The driver behind the PSM was Commissioner Hyde and the success of the PSM is largely attributable to his strong commitment to transformational leadership and a top‐down approach to implementation. These qualities encapsulate the original ideas behind POP that Goldstein (1979, 2003), back in 1979, highlighted as critical for the success of future POP programs.
Reducing crime is an important part of creating safe communities and improving quality of life for all citizens. This research shows that successful implementation of the PSM within South Australia under the strong leadership of Commissioner Hyde was a major factor in reducing property crime and overall crime rates.
This paper is valuable because it demonstrates the link between strong leadership in policing, the commissioner's vision for POP and how his vision then translated into widespread adoption of POP. The study empirically shows that the statewide adoption of POP led to significant reductions in crime, particularly property crime.
The purpose of this research is to assess the impact of espoused individual cultural traits on proactive behaviors within an organizational environment. While there have…
The purpose of this research is to assess the impact of espoused individual cultural traits on proactive behaviors within an organizational environment.
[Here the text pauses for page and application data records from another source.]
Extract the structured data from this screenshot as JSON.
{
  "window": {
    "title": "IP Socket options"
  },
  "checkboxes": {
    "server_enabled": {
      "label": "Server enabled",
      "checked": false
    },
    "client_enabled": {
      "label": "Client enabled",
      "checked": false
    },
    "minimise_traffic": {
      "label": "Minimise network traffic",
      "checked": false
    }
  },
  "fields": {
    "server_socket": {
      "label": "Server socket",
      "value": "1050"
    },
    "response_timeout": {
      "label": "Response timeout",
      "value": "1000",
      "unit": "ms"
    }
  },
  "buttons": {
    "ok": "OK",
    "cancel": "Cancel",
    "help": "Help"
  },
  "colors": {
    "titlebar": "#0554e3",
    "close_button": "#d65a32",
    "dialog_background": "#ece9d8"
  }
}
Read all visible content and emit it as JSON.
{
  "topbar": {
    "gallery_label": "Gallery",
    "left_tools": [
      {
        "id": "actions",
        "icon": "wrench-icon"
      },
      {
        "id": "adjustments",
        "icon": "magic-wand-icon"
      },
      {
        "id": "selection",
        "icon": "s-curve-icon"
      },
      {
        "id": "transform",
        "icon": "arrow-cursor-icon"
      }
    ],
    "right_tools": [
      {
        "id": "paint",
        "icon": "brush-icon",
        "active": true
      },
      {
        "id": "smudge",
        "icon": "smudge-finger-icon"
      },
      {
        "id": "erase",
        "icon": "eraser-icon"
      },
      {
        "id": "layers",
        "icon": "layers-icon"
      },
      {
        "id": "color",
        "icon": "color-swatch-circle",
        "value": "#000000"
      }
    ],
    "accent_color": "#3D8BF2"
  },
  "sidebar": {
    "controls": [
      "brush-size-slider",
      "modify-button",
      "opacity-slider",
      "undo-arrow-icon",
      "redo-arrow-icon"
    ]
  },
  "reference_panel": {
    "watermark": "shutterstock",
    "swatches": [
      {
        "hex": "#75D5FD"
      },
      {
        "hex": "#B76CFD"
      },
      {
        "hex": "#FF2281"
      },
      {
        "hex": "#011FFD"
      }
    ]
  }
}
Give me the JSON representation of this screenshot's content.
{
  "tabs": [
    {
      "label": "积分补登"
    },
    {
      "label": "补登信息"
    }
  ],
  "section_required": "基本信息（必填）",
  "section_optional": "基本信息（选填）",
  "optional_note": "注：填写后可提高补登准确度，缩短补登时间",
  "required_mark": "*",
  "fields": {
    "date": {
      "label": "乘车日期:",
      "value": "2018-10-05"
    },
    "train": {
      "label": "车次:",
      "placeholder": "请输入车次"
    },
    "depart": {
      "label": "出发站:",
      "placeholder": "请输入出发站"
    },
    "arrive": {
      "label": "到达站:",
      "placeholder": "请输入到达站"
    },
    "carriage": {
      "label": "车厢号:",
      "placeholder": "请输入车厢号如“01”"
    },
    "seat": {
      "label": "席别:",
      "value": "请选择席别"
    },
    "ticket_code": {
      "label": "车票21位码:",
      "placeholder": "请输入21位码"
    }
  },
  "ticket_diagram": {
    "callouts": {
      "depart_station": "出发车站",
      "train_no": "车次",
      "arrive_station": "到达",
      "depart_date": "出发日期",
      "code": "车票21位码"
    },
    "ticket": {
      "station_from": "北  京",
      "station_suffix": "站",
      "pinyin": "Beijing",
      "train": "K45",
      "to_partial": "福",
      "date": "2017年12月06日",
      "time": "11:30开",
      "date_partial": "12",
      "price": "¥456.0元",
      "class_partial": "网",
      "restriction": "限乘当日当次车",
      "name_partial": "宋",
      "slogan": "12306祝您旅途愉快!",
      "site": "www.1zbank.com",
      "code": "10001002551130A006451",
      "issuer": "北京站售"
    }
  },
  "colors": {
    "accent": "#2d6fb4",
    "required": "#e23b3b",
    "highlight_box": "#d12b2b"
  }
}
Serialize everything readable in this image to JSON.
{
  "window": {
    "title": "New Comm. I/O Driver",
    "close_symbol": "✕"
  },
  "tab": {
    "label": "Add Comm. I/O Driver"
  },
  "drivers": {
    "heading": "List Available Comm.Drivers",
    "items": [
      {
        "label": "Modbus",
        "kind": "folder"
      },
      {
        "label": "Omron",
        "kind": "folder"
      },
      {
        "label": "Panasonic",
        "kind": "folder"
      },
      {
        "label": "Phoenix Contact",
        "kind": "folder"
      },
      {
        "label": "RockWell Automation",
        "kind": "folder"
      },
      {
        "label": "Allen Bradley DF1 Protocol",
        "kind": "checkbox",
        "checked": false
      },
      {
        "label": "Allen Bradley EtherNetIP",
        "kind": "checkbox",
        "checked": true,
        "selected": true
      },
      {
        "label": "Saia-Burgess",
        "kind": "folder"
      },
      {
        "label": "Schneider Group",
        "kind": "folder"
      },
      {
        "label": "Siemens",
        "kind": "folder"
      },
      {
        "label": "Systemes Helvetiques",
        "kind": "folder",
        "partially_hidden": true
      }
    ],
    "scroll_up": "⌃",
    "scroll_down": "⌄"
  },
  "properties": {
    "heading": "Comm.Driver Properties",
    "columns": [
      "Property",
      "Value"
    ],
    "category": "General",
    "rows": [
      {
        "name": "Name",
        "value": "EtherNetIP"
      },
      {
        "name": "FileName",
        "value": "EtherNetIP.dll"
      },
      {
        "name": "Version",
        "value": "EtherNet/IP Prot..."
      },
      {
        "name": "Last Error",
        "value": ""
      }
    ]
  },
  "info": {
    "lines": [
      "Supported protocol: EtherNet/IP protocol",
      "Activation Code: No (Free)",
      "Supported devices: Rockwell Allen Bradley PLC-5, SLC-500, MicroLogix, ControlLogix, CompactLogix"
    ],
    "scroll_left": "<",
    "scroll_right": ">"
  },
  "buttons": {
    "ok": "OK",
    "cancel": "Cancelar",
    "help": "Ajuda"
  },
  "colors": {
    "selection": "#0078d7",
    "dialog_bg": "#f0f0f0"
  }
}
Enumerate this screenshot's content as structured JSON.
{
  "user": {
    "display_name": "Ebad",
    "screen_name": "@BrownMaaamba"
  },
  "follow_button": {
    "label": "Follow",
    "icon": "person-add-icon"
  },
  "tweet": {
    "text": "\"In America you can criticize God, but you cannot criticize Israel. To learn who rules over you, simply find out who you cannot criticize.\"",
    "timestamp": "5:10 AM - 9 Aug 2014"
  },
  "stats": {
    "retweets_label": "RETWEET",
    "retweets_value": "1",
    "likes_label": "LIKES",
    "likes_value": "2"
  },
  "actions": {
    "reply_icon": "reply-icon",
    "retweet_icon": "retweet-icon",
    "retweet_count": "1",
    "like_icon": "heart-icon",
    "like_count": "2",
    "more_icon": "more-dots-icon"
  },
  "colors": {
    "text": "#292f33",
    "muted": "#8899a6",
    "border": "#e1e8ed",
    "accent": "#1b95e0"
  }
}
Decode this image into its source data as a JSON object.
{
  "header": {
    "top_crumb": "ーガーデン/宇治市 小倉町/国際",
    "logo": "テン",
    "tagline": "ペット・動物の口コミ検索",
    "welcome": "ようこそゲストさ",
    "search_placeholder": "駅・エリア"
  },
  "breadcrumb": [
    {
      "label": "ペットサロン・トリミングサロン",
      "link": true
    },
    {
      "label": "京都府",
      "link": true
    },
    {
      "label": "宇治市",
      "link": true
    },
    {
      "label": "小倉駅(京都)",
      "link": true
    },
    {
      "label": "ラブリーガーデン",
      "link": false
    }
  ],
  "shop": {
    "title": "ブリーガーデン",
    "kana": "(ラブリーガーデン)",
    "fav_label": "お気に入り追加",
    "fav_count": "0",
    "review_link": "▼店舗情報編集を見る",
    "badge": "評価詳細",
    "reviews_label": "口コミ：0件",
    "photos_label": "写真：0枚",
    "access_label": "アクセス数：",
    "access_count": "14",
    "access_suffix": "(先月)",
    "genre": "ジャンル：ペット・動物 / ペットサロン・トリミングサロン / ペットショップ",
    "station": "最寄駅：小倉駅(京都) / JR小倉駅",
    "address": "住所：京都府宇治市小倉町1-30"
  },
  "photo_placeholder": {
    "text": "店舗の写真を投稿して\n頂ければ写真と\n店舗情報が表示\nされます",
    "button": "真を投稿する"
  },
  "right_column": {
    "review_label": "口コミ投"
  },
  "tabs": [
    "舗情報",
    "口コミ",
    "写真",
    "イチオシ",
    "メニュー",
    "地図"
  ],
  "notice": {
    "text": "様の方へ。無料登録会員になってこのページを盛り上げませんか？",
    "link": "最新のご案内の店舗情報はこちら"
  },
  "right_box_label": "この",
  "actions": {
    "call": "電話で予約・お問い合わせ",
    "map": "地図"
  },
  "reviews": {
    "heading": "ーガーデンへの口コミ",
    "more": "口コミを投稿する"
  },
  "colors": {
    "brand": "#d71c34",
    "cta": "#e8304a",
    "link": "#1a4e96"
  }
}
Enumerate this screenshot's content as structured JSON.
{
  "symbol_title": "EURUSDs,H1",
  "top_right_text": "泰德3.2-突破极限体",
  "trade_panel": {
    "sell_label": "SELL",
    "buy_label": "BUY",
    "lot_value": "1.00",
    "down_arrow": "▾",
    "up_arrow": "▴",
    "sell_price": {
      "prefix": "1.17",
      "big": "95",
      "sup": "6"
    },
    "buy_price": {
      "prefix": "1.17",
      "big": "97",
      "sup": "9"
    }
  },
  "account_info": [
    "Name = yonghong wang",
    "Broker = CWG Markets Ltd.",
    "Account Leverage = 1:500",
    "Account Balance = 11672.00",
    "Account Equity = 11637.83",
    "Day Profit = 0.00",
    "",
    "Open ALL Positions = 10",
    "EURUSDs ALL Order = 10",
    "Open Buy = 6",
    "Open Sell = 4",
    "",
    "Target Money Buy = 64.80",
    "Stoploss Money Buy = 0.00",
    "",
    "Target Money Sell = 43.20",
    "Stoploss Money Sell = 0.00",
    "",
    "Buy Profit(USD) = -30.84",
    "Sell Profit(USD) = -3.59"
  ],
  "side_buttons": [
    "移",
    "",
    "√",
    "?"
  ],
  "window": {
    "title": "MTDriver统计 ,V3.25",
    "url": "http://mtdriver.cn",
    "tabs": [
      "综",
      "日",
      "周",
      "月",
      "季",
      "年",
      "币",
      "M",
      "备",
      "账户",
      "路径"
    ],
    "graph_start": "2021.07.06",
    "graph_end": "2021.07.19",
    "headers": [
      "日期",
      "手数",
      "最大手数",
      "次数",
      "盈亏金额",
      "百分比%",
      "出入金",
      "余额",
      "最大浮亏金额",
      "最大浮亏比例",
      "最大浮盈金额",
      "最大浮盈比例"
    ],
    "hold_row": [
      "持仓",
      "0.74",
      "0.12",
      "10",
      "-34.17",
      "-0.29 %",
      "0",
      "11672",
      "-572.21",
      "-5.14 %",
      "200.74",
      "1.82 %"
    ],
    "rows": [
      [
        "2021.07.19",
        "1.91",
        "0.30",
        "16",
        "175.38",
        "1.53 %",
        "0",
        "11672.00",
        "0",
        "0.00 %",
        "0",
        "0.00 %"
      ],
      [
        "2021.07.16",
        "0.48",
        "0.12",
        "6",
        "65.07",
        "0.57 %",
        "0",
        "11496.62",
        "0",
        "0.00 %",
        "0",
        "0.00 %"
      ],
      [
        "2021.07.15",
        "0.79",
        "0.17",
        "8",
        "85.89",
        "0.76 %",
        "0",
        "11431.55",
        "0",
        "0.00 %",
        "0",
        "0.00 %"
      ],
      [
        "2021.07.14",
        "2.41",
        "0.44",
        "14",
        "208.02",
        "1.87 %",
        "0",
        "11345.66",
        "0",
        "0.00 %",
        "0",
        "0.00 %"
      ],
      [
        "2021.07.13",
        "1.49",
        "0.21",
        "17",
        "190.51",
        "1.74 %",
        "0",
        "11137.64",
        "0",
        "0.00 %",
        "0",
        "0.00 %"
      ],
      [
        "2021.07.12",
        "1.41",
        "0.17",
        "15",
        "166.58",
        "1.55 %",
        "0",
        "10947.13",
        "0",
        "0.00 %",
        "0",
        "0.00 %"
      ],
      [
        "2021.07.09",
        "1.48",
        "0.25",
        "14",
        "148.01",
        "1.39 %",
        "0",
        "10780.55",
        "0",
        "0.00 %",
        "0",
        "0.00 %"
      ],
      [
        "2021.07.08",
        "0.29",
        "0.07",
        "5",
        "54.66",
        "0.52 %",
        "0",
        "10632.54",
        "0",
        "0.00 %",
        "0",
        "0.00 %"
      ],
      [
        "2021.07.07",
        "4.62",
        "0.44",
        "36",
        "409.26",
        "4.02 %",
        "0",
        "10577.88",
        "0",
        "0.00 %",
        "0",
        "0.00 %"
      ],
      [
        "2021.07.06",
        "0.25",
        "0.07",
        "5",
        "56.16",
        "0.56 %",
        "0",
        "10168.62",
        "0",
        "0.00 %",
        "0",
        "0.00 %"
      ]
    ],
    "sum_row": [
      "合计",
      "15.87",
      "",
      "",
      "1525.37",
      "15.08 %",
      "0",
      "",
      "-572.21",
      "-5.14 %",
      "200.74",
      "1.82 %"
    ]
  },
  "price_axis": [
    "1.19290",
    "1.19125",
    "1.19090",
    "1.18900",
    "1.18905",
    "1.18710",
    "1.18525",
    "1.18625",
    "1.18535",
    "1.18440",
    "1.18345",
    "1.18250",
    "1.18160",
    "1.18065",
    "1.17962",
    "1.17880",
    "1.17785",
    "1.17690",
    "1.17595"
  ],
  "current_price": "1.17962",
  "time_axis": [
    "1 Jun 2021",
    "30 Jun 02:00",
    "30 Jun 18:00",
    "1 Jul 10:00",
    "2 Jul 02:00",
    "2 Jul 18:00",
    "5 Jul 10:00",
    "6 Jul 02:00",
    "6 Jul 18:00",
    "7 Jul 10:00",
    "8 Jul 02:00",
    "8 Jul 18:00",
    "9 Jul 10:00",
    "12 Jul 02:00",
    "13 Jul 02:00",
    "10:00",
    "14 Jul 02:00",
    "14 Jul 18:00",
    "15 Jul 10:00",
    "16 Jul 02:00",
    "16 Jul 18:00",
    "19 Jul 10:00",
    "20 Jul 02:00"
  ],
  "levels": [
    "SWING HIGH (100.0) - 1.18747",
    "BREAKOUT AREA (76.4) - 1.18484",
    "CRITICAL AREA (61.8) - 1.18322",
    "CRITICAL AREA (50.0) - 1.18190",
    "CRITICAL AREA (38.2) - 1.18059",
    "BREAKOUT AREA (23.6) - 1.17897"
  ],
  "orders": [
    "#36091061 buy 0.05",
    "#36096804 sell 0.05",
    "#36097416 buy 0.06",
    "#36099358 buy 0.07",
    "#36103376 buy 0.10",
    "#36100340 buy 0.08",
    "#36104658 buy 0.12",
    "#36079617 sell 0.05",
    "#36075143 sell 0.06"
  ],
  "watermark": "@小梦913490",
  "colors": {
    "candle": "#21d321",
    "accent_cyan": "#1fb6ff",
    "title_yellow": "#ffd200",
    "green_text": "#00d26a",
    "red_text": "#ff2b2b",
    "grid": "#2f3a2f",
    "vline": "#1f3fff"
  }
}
While there have been many reports about the positive outcomes of proactivity, there is much less known about the antecedents, particularly those related to culture.
Sales employees (n=147) in a multi-national organization from Australia, Canada, New Zealand, the UK, and the USA were surveyed to assess the impact of cultural trait influences on proactive behavior at the individual level. Using linear regression and partial least squares structural equation modeling, three independent variables were found to be significant antecedents to proactive behavior.
Long-term orientation positively influenced proactive behaviors as did uncertainty avoidance. Uncertainty avoidance was hypothesized to have a negative impact on proactive behaviors, but the results of this study implied that individuals found it safer to adjust to a fluid environment rather than to remain inflexible. No relationship was found between power distance and proactivity. Masculinity was found to be positively related to proactive behaviors but collectivism was not.
The results of this study should be limited to its own population and not generalized to larger, more culturally diverse populations which were not represented in the sample.
This study provides better understanding of managerial proactive behavior related to cultural traits, particularly in the domain of field sales.
This study is unique in that it explores individual proactivity in an organizational selling environment related to cultural traits at the individual level.
The Budapest Open Access Initiative has sparked a new round of papers and news items on open access initiatives. Their growth approaches critical mass and all players…
The Budapest Open Access Initiative has sparked a new round of papers and news items on open access initiatives. Their growth approaches critical mass and all players, including paid for document delivery agents, need to look to their laurels. Copyright remains an old perennial, but more so at present with the implementation date for the new EU directive approaching. Heads must come out of the sand at last if libraries are to apply the new rules efficiently. Other issues that are prominent in the literature this quarter will come as no surprise to readers – electronic journals and site licensing, resource sharing and full text retrospective conversion. At last there is more and better systematic attention being paid to the end user and ILDS will reflect and develop this welcome move.